▶ [YOUR OBJECTIVE]: With no omissions, write out every record given below.

▶ [PROVIDED DATA]:

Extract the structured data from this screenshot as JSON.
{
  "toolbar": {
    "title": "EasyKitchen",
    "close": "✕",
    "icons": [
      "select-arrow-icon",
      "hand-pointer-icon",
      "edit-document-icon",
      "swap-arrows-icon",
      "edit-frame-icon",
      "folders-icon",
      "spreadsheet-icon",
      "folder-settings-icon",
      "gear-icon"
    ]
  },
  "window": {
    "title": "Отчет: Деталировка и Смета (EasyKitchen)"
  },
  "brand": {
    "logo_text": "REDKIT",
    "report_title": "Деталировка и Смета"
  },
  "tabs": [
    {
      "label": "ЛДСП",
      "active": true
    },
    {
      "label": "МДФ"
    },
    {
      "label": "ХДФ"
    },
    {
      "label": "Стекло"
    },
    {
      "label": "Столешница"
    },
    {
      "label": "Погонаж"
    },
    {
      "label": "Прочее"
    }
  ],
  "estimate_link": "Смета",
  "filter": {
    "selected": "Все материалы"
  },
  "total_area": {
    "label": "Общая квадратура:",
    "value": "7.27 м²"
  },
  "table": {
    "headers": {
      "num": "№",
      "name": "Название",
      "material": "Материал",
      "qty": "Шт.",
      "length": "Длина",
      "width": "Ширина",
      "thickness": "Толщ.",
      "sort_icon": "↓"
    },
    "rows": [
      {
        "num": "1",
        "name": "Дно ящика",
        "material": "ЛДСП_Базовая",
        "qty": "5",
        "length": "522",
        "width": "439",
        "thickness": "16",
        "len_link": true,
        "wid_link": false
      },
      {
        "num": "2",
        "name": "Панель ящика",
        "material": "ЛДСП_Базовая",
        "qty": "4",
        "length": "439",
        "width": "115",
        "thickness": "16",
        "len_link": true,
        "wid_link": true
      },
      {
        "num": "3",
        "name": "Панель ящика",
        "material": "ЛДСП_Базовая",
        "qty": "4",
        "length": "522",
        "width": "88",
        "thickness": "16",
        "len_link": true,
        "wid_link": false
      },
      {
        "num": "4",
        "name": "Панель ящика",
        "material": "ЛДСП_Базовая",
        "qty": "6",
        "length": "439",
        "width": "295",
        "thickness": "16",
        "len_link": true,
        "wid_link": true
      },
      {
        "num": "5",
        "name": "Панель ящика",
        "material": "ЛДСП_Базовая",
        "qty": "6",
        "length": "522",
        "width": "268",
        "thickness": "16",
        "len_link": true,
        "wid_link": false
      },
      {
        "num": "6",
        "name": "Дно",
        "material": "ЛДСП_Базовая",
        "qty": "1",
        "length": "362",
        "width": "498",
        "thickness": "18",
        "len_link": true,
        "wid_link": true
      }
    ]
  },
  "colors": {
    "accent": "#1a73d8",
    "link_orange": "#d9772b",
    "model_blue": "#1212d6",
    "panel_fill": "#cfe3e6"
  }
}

▶ [OUTPUT]:
Extract the structured data from this screenshot as JSON.
{
  "toolbar": {
    "title": "EasyKitchen",
    "close": "✕",
    "icons": [
      "select-arrow-icon",
      "hand-pointer-icon",
      "edit-document-icon",
      "swap-arrows-icon",
      "edit-frame-icon",
      "folders-icon",
      "spreadsheet-icon",
      "folder-settings-icon",
      "gear-icon"
    ]
  },
  "window": {
    "title": "Отчет: Деталировка и Смета (EasyKitchen)"
  },
  "brand": {
    "logo_text": "REDKIT",
    "report_title": "Деталировка и Смета"
  },
  "tabs": [
    {
      "label": "ЛДСП",
      "active": true
    },
    {
      "label": "МДФ"
    },
    {
      "label": "ХДФ"
    },
    {
      "label": "Стекло"
    },
    {
      "label": "Столешница"
    },
    {
      "label": "Погонаж"
    },
    {
      "label": "Прочее"
    }
  ],
  "estimate_link": "Смета",
  "filter": {
    "selected": "Все материалы"
  },
  "total_area": {
    "label": "Общая квадратура:",
    "value": "7.27 м²"
  },
  "table": {
    "headers": {
      "num": "№",
      "name": "Название",
      "material": "Материал",
      "qty": "Шт.",
      "length": "Длина",
      "width": "Ширина",
      "thickness": "Толщ.",
      "sort_icon": "↓"
    },
    "rows": [
      {
        "num": "1",
        "name": "Дно ящика",
        "material": "ЛДСП_Базовая",
        "qty": "5",
        "length": "522",
        "width": "439",
        "thickness": "16",
        "len_link": true,
        "wid_link": false
      },
      {
        "num": "2",
        "name": "Панель ящика",
        "material": "ЛДСП_Базовая",
        "qty": "4",
        "length": "439",
        "width": "115",
        "thickness": "16",
        "len_link": true,
        "wid_link": true
      },
      {
        "num": "3",
        "name": "Панель ящика",
        "material": "ЛДСП_Базовая",
        "qty": "4",
        "length": "522",
        "width": "88",
        "thickness": "16",
        "len_link": true,
        "wid_link": false
      },
      {
        "num": "4",
        "name": "Панель ящика",
        "material": "ЛДСП_Базовая",
        "qty": "6",
        "length": "439",
        "width": "295",
        "thickness": "16",
        "len_link": true,
        "wid_link": true
      },
      {
        "num": "5",
        "name": "Панель ящика",
        "material": "ЛДСП_Базовая",
        "qty": "6",
        "length": "522",
        "width": "268",
        "thickness": "16",
        "len_link": true,
        "wid_link": false
      },
      {
        "num": "6",
        "name": "Дно",
        "material": "ЛДСП_Базовая",
        "qty": "1",
        "length": "362",
        "width": "498",
        "thickness": "18",
        "len_link": true,
        "wid_link": true
      }
    ]
  },
  "colors": {
    "accent": "#1a73d8",
    "link_orange": "#d9772b",
    "model_blue": "#1212d6",
    "panel_fill": "#cfe3e6"
  }
}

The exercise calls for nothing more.